*WHAT IS BEING ASKED*
Read through the listing below and return only the lines containing "Rules".

*DATA EXTRACT*

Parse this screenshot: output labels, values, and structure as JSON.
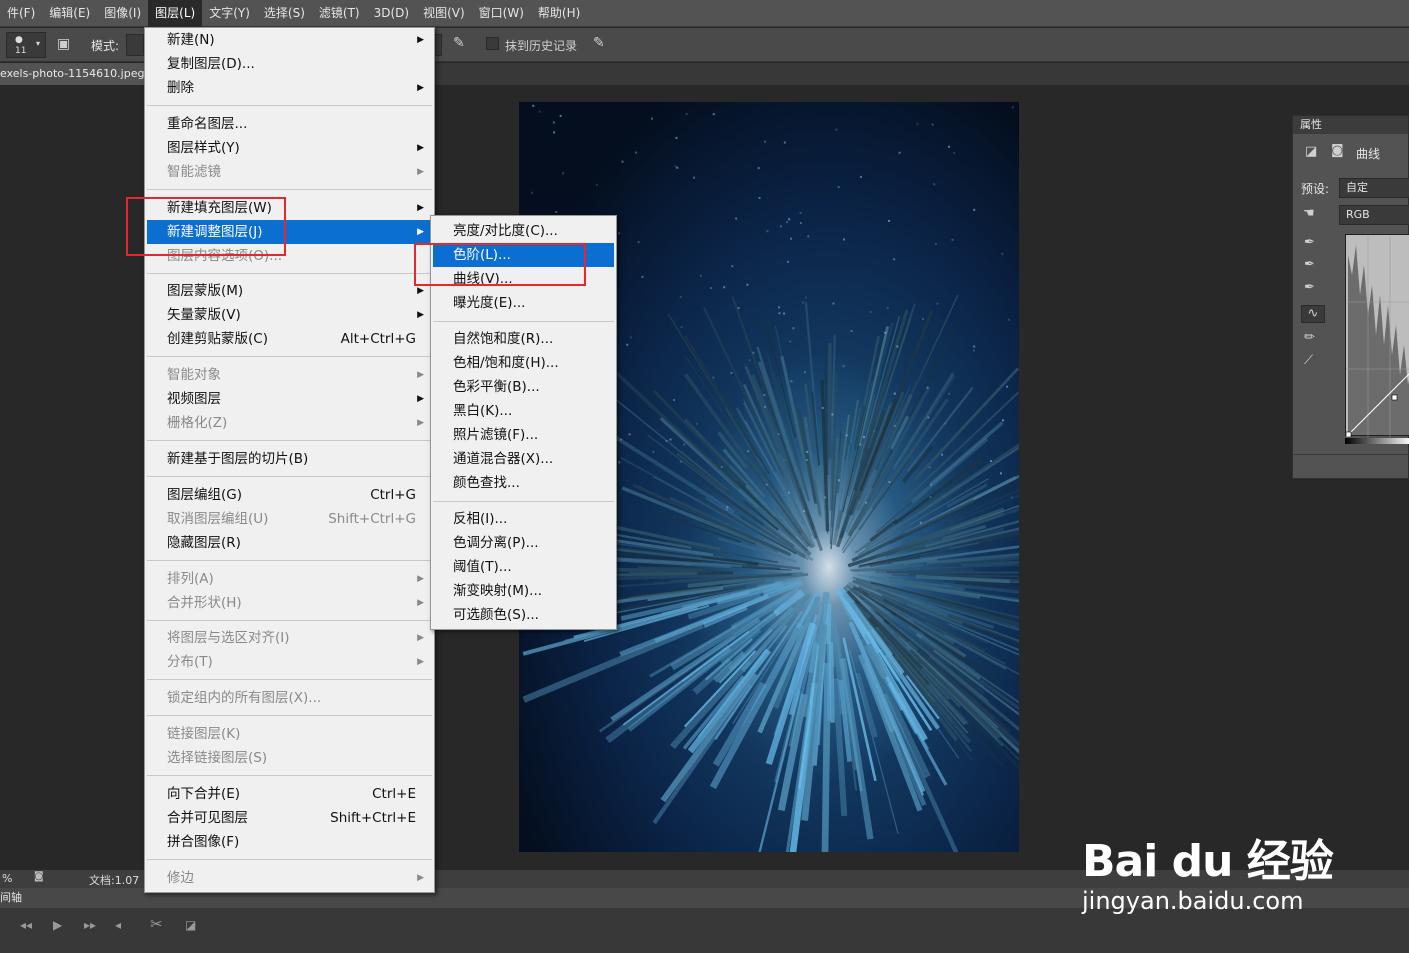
{
  "menubar": {
    "items": [
      {
        "label": "件(F)"
      },
      {
        "label": "编辑(E)"
      },
      {
        "label": "图像(I)"
      },
      {
        "label": "图层(L)",
        "active": true
      },
      {
        "label": "文字(Y)"
      },
      {
        "label": "选择(S)"
      },
      {
        "label": "滤镜(T)"
      },
      {
        "label": "3D(D)"
      },
      {
        "label": "视图(V)"
      },
      {
        "label": "窗口(W)"
      },
      {
        "label": "帮助(H)"
      }
    ]
  },
  "options_bar": {
    "brush_size": "11",
    "mode_label": "模式:",
    "history_label": "抹到历史记录"
  },
  "document": {
    "tab_title": "exels-photo-1154610.jpeg"
  },
  "status_bar": {
    "zoom": "%",
    "doc_info": "文档:1.07"
  },
  "timeline": {
    "title": "间轴"
  },
  "properties_panel": {
    "title": "属性",
    "type_label": "曲线",
    "preset_label": "预设:",
    "preset_value": "自定",
    "channel_value": "RGB"
  },
  "layer_menu": {
    "items": [
      {
        "label": "新建(N)",
        "submenu": true
      },
      {
        "label": "复制图层(D)..."
      },
      {
        "label": "删除",
        "submenu": true
      },
      {
        "separator": true
      },
      {
        "label": "重命名图层..."
      },
      {
        "label": "图层样式(Y)",
        "submenu": true
      },
      {
        "label": "智能滤镜",
        "disabled": true,
        "submenu": true
      },
      {
        "separator": true
      },
      {
        "label": "新建填充图层(W)",
        "submenu": true
      },
      {
        "label": "新建调整图层(J)",
        "submenu": true,
        "highlight": true
      },
      {
        "label": "图层内容选项(O)...",
        "disabled": true
      },
      {
        "separator": true
      },
      {
        "label": "图层蒙版(M)",
        "submenu": true
      },
      {
        "label": "矢量蒙版(V)",
        "submenu": true
      },
      {
        "label": "创建剪贴蒙版(C)",
        "shortcut": "Alt+Ctrl+G"
      },
      {
        "separator": true
      },
      {
        "label": "智能对象",
        "disabled": true,
        "submenu": true
      },
      {
        "label": "视频图层",
        "submenu": true
      },
      {
        "label": "栅格化(Z)",
        "disabled": true,
        "submenu": true
      },
      {
        "separator": true
      },
      {
        "label": "新建基于图层的切片(B)"
      },
      {
        "separator": true
      },
      {
        "label": "图层编组(G)",
        "shortcut": "Ctrl+G"
      },
      {
        "label": "取消图层编组(U)",
        "shortcut": "Shift+Ctrl+G",
        "disabled": true
      },
      {
        "label": "隐藏图层(R)"
      },
      {
        "separator": true
      },
      {
        "label": "排列(A)",
        "disabled": true,
        "submenu": true
      },
      {
        "label": "合并形状(H)",
        "disabled": true,
        "submenu": true
      },
      {
        "separator": true
      },
      {
        "label": "将图层与选区对齐(I)",
        "disabled": true,
        "submenu": true
      },
      {
        "label": "分布(T)",
        "disabled": true,
        "submenu": true
      },
      {
        "separator": true
      },
      {
        "label": "锁定组内的所有图层(X)...",
        "disabled": true
      },
      {
        "separator": true
      },
      {
        "label": "链接图层(K)",
        "disabled": true
      },
      {
        "label": "选择链接图层(S)",
        "disabled": true
      },
      {
        "separator": true
      },
      {
        "label": "向下合并(E)",
        "shortcut": "Ctrl+E"
      },
      {
        "label": "合并可见图层",
        "shortcut": "Shift+Ctrl+E"
      },
      {
        "label": "拼合图像(F)"
      },
      {
        "separator": true
      },
      {
        "label": "修边",
        "disabled": true,
        "submenu": true
      }
    ]
  },
  "adjust_submenu": {
    "items": [
      {
        "label": "亮度/对比度(C)..."
      },
      {
        "label": "色阶(L)...",
        "highlight": true
      },
      {
        "label": "曲线(V)..."
      },
      {
        "label": "曝光度(E)..."
      },
      {
        "separator": true
      },
      {
        "label": "自然饱和度(R)..."
      },
      {
        "label": "色相/饱和度(H)..."
      },
      {
        "label": "色彩平衡(B)..."
      },
      {
        "label": "黑白(K)..."
      },
      {
        "label": "照片滤镜(F)..."
      },
      {
        "label": "通道混合器(X)..."
      },
      {
        "label": "颜色查找..."
      },
      {
        "separator": true
      },
      {
        "label": "反相(I)..."
      },
      {
        "label": "色调分离(P)..."
      },
      {
        "label": "阈值(T)..."
      },
      {
        "label": "渐变映射(M)..."
      },
      {
        "label": "可选颜色(S)..."
      }
    ]
  },
  "watermark": {
    "brand": "Bai du 经验",
    "url": "jingyan.baidu.com"
  },
  "colors": {
    "highlight": "#0a6fd0",
    "annotation_red": "#e8262c"
  }
}
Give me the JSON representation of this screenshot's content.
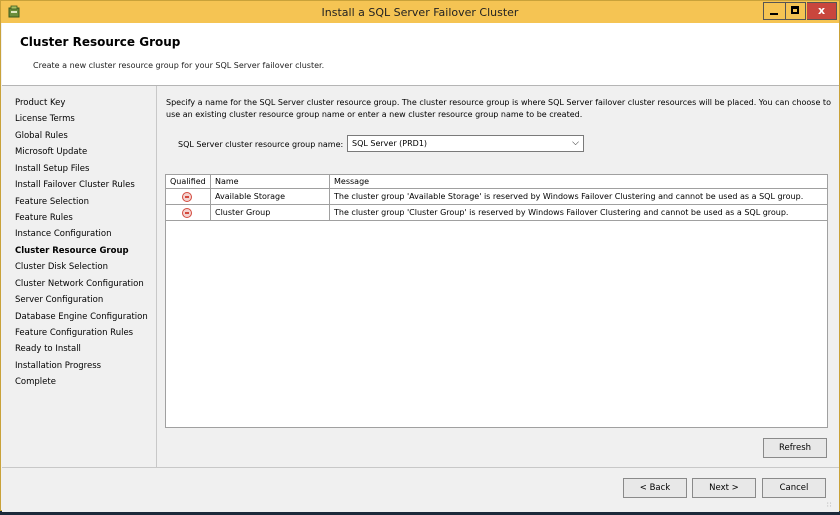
{
  "window": {
    "title": "Install a SQL Server Failover Cluster",
    "close_glyph": "x"
  },
  "header": {
    "title": "Cluster Resource Group",
    "subtitle": "Create a new cluster resource group for your SQL Server failover cluster."
  },
  "nav": {
    "items": [
      {
        "label": "Product Key"
      },
      {
        "label": "License Terms"
      },
      {
        "label": "Global Rules"
      },
      {
        "label": "Microsoft Update"
      },
      {
        "label": "Install Setup Files"
      },
      {
        "label": "Install Failover Cluster Rules"
      },
      {
        "label": "Feature Selection"
      },
      {
        "label": "Feature Rules"
      },
      {
        "label": "Instance Configuration"
      },
      {
        "label": "Cluster Resource Group"
      },
      {
        "label": "Cluster Disk Selection"
      },
      {
        "label": "Cluster Network Configuration"
      },
      {
        "label": "Server Configuration"
      },
      {
        "label": "Database Engine Configuration"
      },
      {
        "label": "Feature Configuration Rules"
      },
      {
        "label": "Ready to Install"
      },
      {
        "label": "Installation Progress"
      },
      {
        "label": "Complete"
      }
    ],
    "active_label": "Cluster Resource Group"
  },
  "main": {
    "description": "Specify a name for the SQL Server cluster resource group. The cluster resource group is where SQL Server failover cluster resources will be placed. You can choose to use an existing cluster resource group name or enter a new cluster resource group name to be created.",
    "resource_group_label": "SQL Server cluster resource group name:",
    "resource_group_value": "SQL Server (PRD1)",
    "grid": {
      "columns": [
        "Qualified",
        "Name",
        "Message"
      ],
      "rows": [
        {
          "status_icon": "error-icon",
          "name": "Available Storage",
          "message": "The cluster group 'Available Storage' is reserved by Windows Failover Clustering and cannot be used as a SQL group."
        },
        {
          "status_icon": "error-icon",
          "name": "Cluster Group",
          "message": "The cluster group 'Cluster Group' is reserved by Windows Failover Clustering and cannot be used as a SQL group."
        }
      ]
    },
    "refresh_label": "Refresh"
  },
  "footer": {
    "back_label": "< Back",
    "next_label": "Next >",
    "cancel_label": "Cancel"
  },
  "colors": {
    "titlebar": "#f5c453",
    "close_button": "#c9463d",
    "error_icon": "#d34a3e"
  }
}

*THE ANSWER*
        "label": "Global Rules"
        "label": "Install Failover Cluster Rules"
        "label": "Feature Rules"
        "label": "Feature Configuration Rules"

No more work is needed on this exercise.